Exercise objective
Among the lines of the records, find all that carry the word "structured" and copy them.

Data shown

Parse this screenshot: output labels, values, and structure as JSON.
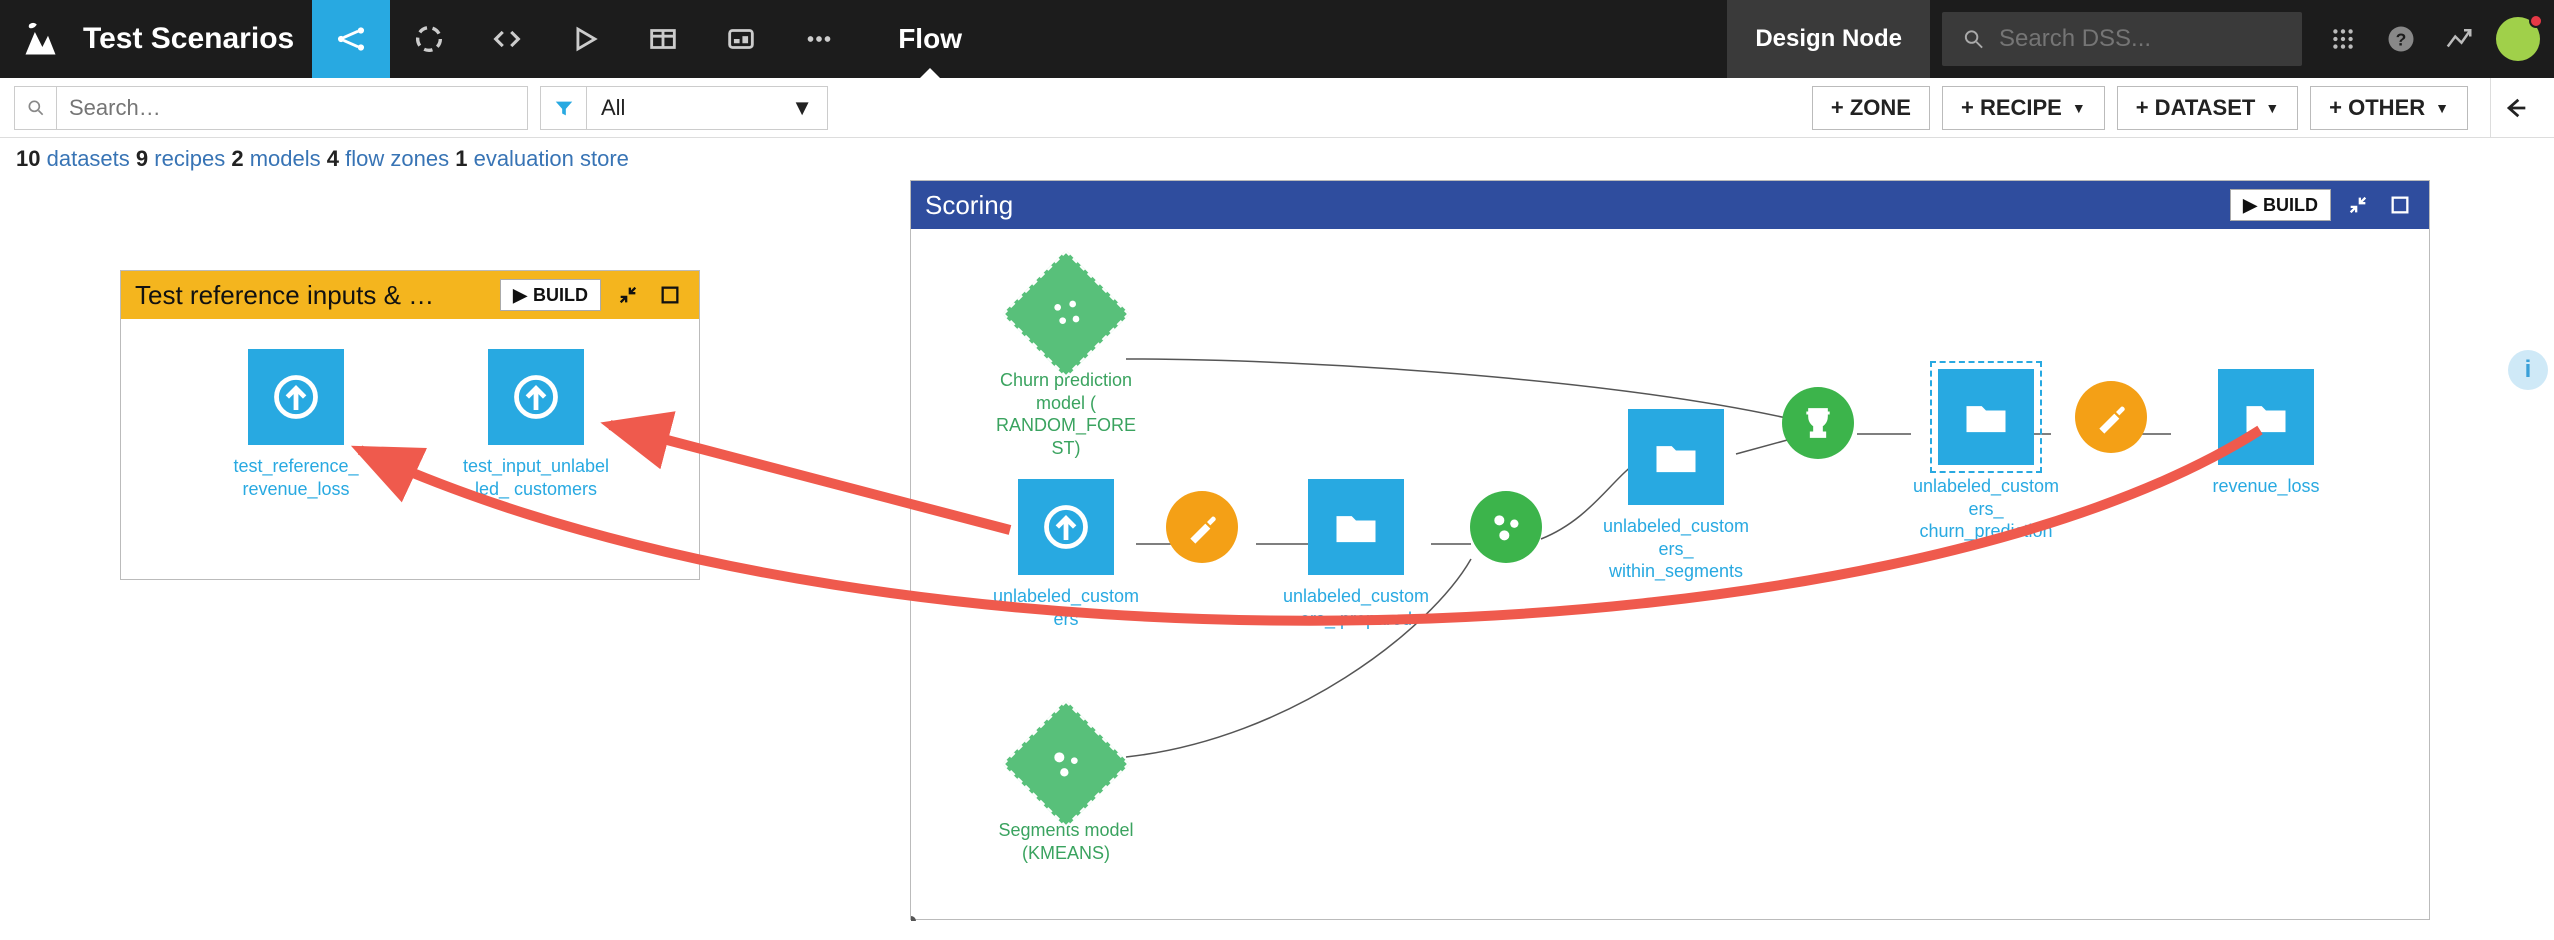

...

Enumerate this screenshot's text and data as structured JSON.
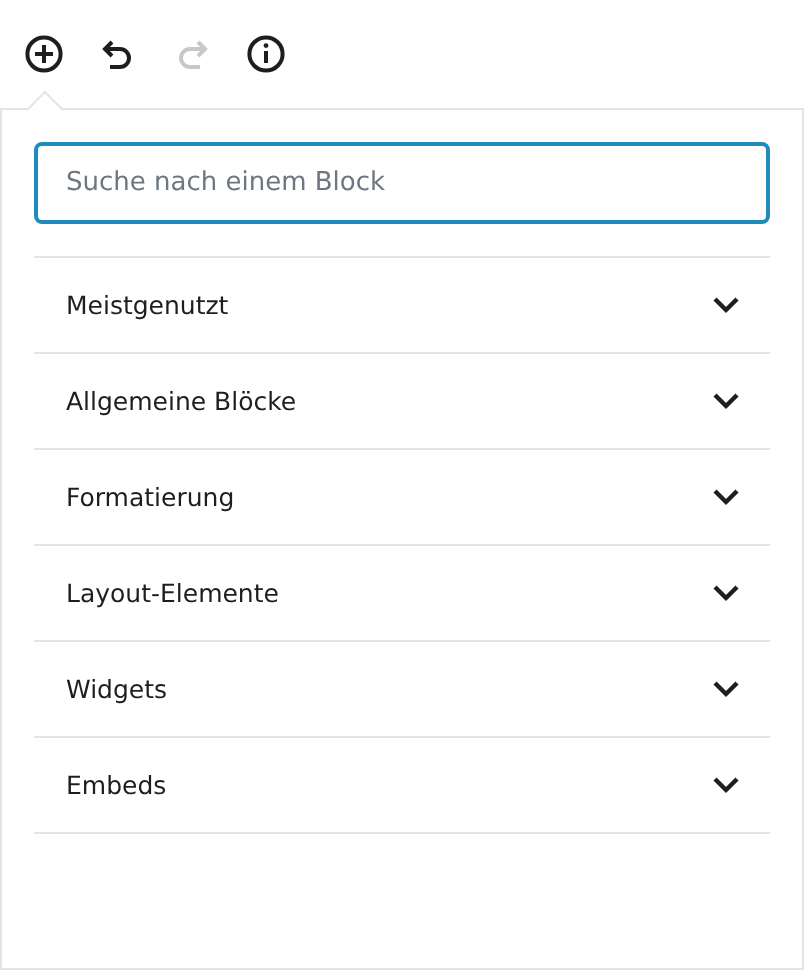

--

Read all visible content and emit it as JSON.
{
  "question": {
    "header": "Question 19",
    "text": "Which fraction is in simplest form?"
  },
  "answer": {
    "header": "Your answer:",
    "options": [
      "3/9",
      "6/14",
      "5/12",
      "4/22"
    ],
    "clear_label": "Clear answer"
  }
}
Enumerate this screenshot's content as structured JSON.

Result of the exercise
Enumerate this screenshot's text and data as structured JSON.
Enumerate this screenshot's content as structured JSON.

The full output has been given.